--- WHAT THE TASK REQUIRES ---
When a line of the records contains "relationship", copy it.

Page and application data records

╭──

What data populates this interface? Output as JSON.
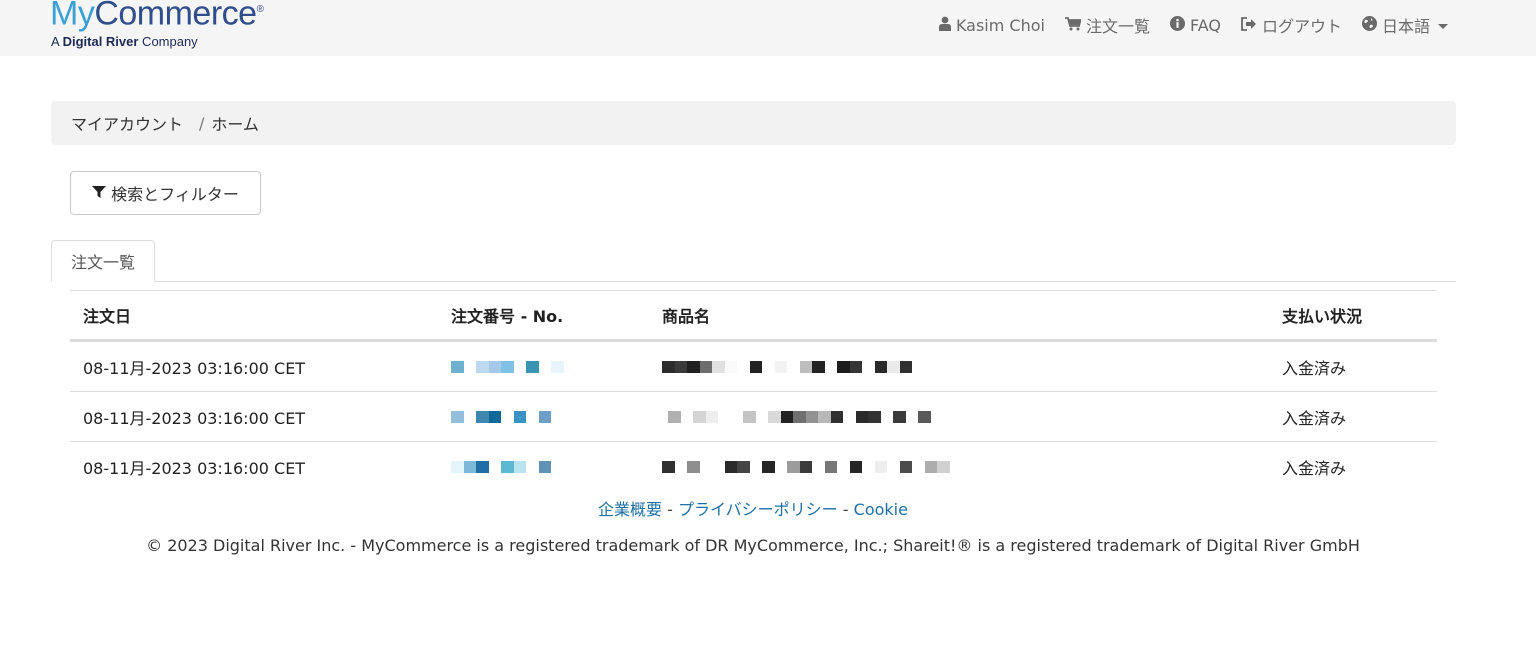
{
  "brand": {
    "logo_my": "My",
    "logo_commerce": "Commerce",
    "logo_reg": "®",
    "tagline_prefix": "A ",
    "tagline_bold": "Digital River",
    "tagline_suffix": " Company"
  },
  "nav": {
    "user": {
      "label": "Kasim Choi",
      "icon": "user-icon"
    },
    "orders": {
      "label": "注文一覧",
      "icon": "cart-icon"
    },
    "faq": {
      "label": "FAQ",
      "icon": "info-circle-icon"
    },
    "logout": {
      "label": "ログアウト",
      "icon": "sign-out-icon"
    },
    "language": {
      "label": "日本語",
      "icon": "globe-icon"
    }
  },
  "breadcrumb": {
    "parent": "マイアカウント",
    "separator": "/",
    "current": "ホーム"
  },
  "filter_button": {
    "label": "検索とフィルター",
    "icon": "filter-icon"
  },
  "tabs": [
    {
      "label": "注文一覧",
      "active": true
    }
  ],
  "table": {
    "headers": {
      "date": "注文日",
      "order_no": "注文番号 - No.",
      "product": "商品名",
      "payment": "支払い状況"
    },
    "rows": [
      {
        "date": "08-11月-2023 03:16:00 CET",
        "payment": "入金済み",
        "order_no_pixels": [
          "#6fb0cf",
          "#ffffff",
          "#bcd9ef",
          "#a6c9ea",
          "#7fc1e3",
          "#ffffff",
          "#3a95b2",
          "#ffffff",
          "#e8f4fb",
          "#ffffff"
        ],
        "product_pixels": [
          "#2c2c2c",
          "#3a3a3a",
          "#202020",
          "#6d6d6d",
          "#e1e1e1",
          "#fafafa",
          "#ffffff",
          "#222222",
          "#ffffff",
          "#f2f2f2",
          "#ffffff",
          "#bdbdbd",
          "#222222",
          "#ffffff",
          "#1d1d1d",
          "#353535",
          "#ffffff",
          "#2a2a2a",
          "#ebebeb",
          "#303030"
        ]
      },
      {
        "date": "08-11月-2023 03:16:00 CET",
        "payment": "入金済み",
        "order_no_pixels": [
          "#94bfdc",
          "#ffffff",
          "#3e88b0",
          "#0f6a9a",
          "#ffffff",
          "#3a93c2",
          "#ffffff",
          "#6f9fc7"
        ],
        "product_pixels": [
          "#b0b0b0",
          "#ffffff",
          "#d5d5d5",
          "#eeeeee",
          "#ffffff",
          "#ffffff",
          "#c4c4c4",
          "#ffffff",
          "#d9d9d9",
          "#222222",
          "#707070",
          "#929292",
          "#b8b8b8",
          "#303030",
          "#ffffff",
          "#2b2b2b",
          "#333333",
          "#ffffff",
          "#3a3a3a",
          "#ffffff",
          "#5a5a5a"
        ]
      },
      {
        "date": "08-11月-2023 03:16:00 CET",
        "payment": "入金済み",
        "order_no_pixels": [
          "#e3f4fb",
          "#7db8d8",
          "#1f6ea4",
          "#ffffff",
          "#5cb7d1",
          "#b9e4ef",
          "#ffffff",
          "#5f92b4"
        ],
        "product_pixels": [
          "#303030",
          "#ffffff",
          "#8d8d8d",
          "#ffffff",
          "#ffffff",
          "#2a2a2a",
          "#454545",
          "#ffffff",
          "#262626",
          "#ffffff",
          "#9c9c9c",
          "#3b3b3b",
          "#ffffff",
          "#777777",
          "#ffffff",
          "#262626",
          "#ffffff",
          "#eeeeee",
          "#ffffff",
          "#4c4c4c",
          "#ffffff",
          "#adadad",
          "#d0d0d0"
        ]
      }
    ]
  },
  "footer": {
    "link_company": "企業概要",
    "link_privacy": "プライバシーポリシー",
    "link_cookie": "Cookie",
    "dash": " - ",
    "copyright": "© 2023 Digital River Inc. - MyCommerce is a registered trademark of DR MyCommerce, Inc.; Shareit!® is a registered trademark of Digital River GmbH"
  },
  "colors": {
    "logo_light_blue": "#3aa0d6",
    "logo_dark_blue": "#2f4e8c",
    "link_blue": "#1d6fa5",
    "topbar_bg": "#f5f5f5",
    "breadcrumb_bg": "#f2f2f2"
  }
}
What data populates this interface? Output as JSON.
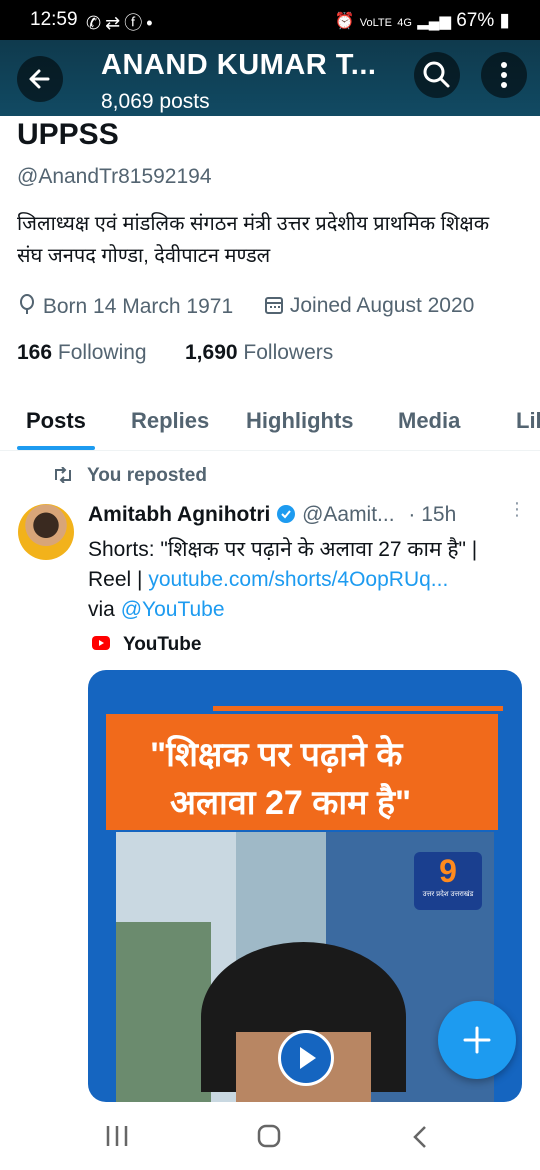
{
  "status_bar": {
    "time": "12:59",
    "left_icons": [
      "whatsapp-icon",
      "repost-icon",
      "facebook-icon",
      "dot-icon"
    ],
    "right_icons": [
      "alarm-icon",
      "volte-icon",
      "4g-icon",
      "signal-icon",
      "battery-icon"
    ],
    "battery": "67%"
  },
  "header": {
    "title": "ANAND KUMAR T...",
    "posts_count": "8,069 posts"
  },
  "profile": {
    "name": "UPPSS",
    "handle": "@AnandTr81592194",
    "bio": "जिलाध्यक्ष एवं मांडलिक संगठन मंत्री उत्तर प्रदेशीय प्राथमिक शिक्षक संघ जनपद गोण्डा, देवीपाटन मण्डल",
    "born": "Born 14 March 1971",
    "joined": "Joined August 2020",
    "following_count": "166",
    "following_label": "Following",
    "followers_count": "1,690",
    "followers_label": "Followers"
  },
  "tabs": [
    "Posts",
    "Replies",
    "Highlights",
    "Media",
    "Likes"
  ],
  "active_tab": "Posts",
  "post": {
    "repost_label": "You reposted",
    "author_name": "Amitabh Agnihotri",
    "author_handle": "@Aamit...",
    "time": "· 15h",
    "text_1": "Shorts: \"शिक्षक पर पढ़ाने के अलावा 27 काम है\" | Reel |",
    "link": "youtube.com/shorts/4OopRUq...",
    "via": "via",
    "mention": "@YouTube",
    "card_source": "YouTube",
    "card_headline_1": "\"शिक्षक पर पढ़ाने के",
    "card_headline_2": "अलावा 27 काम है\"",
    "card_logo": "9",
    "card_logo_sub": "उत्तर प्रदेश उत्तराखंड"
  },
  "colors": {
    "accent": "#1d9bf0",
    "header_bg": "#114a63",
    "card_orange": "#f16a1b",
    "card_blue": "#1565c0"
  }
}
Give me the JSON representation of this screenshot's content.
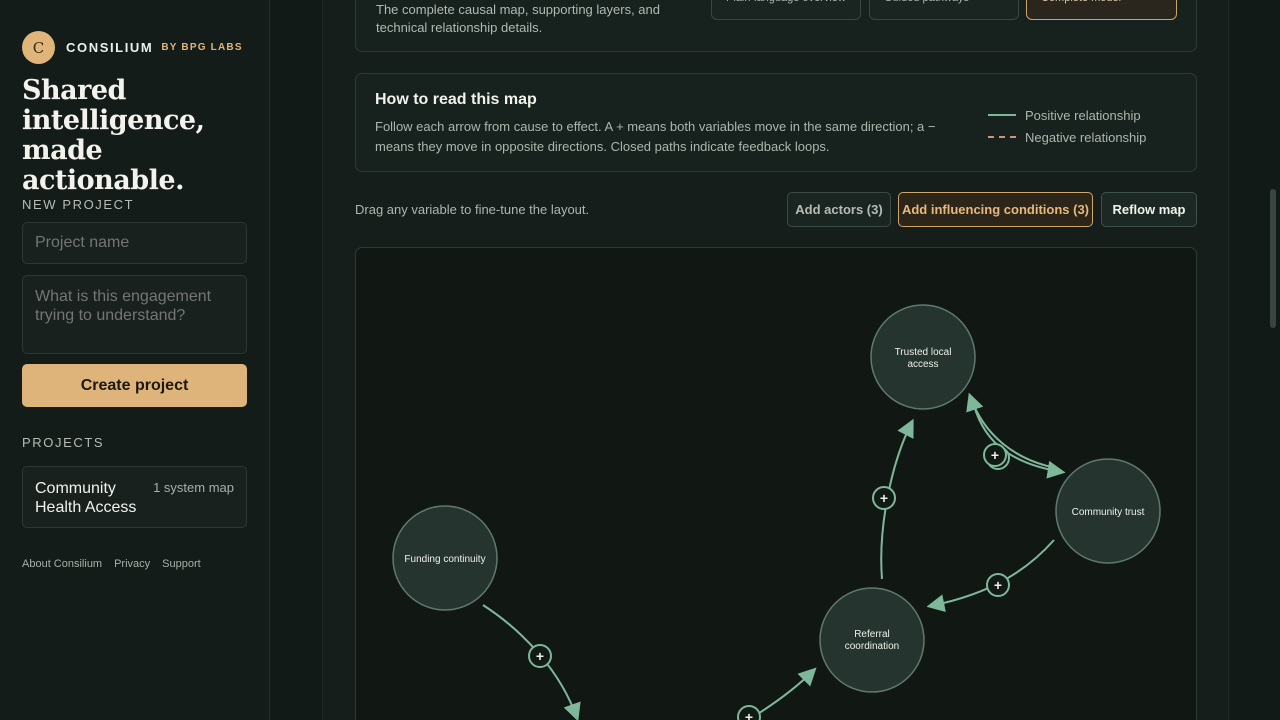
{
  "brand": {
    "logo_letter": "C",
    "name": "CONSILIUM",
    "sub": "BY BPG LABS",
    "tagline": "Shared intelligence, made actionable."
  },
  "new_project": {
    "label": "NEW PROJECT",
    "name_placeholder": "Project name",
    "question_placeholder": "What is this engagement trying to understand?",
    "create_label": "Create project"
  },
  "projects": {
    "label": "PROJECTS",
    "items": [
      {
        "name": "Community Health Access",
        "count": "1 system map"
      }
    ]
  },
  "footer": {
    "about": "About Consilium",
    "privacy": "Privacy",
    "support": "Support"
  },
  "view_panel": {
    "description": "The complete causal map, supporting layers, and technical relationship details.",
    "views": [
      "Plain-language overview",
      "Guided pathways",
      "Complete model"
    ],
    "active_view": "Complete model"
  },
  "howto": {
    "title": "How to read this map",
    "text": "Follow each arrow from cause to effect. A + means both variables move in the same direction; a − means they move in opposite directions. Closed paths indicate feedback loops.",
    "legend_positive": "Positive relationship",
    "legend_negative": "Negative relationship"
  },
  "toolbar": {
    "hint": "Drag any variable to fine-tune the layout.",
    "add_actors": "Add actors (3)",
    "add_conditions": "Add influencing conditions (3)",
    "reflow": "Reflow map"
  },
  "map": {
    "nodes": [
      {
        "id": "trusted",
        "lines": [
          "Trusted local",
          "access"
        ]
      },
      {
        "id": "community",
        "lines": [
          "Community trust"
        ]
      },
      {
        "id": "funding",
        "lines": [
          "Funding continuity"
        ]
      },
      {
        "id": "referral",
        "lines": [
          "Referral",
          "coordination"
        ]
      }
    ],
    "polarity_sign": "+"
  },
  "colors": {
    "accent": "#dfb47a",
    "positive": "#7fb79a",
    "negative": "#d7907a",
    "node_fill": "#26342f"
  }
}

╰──

--- EXERCISE OUTPUT ---
    "description": "The complete causal map, supporting layers, and technical relationship details.",
    "legend_positive": "Positive relationship",
    "legend_negative": "Negative relationship"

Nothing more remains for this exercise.